I am an immunologist. I started my carreer in 1999 in Pr J.P. Revillard's lab (Ecole Normale Supérieure de Lyon, France) working on high dose tolerance mechanisms. I focused my PhD work on understanding the mechanisms of action of molecules such as anti-CD3 antibodies and Thymoglobulin, an immunosuppressive drug widely used in the conditioning of solid organ and hematopoietic stem cell transplantation. After my PhD defense in december 2003, I moved to Pr J. Tschopp's lab (Biochemistry department, Lausanne, Switzerland) as an EMBO post-doctoral fellow. I worked on the role of the TRADD protein in innate immune responses and demonstrated that TRADD plays an important role in RIG-like helicases, TLR-3 and TLR-4 signaling pathways. I went back in France in 2009 and got a position as CR1 CNRS in Dr J. Marvel's lab (CIRI, Centre International de Recherche en Infectiologie, Lyon)in 2010. I worked on the role of pattern recognition receptors (PRRs) in immunosurveillance process, and the impact of microbiota on inflammatory responses mediated by PRRs. Since september 2014, I am PI in the team of C Caux/JY Blay at the CRCL (Cancer Research Center of Lyon)/Centre Léon Bérard - Lyon, to pursue my investigations on the role of PRRs in immunosurveillance processes.

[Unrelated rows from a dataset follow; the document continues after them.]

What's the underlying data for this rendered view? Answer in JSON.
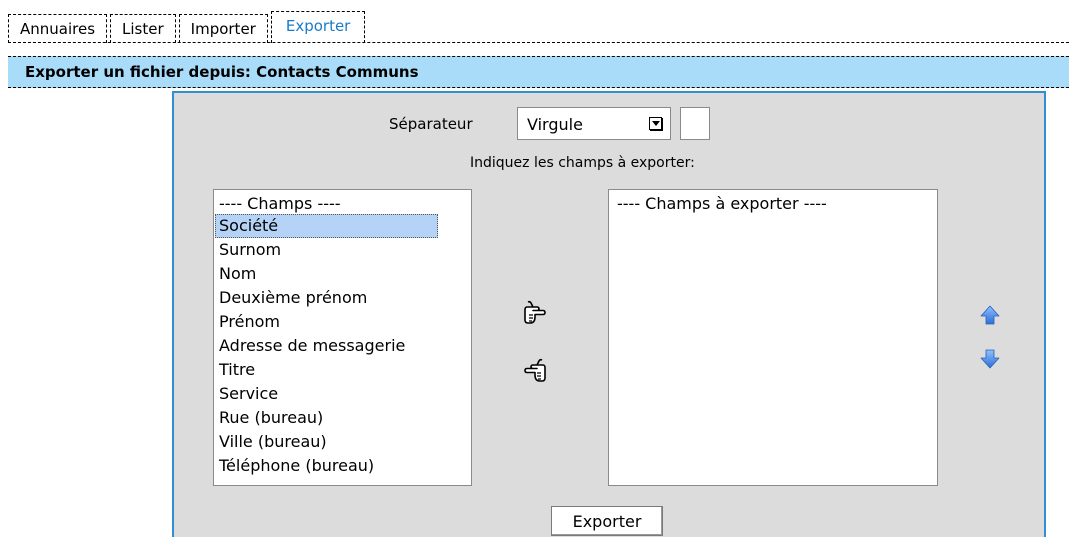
{
  "tabs": [
    {
      "label": "Annuaires"
    },
    {
      "label": "Lister"
    },
    {
      "label": "Importer"
    },
    {
      "label": "Exporter"
    }
  ],
  "header": {
    "title": "Exporter un fichier depuis: Contacts Communs"
  },
  "separator": {
    "label": "Séparateur",
    "selected": "Virgule",
    "custom_value": ""
  },
  "instructions": "Indiquez les champs à exporter:",
  "fields_list": {
    "header": "---- Champs ----",
    "items": [
      {
        "label": "Société"
      },
      {
        "label": "Surnom"
      },
      {
        "label": "Nom"
      },
      {
        "label": "Deuxième prénom"
      },
      {
        "label": "Prénom"
      },
      {
        "label": "Adresse de messagerie"
      },
      {
        "label": "Titre"
      },
      {
        "label": "Service"
      },
      {
        "label": "Rue (bureau)"
      },
      {
        "label": "Ville (bureau)"
      },
      {
        "label": "Téléphone (bureau)"
      }
    ],
    "selected": "Société"
  },
  "export_list": {
    "header": "---- Champs à exporter ----"
  },
  "buttons": {
    "export_label": "Exporter"
  },
  "icons": {
    "add": "hand-pointing-right-icon",
    "remove": "hand-pointing-left-icon",
    "move_up": "arrow-up-icon",
    "move_down": "arrow-down-icon"
  },
  "colors": {
    "header_bg": "#a8dcf9",
    "panel_border": "#2f8fd0",
    "panel_bg": "#dcdcdc",
    "active_tab_text": "#1a7cc8",
    "arrow_blue": "#3a7ee0",
    "selection": "#b4d3f7"
  }
}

Breast cancer (BC) is the top cancer in women both in the developed and the developing world. To avoid developing cancer, early oncogenic insults induce intrinsic defence mechanisms such as cell-death as well as senescence, and extrinsic pathways that mobilize immune responses. However, research on intrinsic and extrinsic immune sensing of early oncogenic transformation remains limited. Pathogen recognition receptors (PRRs) sense motifs released by damaged host cells and induce potent immune responses. We have data suggesting that PRRs expressed on pre-malignant cells as well as innate dendritic cells (DCs) detect oncogenic motifs and activate protective immunity. Using BC patient cohorts, animal approaches and in vitro models of oncogenic stress we will address: 1- the intrinsic mechanisms by which PRRs in the pre-malignant cell can detect early transformation; 2- the role of PRR in extrinsic mechanism of immune detection early stages cellular transformation by DCs present in the tumormicroenvironment. Full elucidation of the immune responses required to destroy pre-malignant mammary cells will no doubt impact the development of new therapeutic approaches in BC.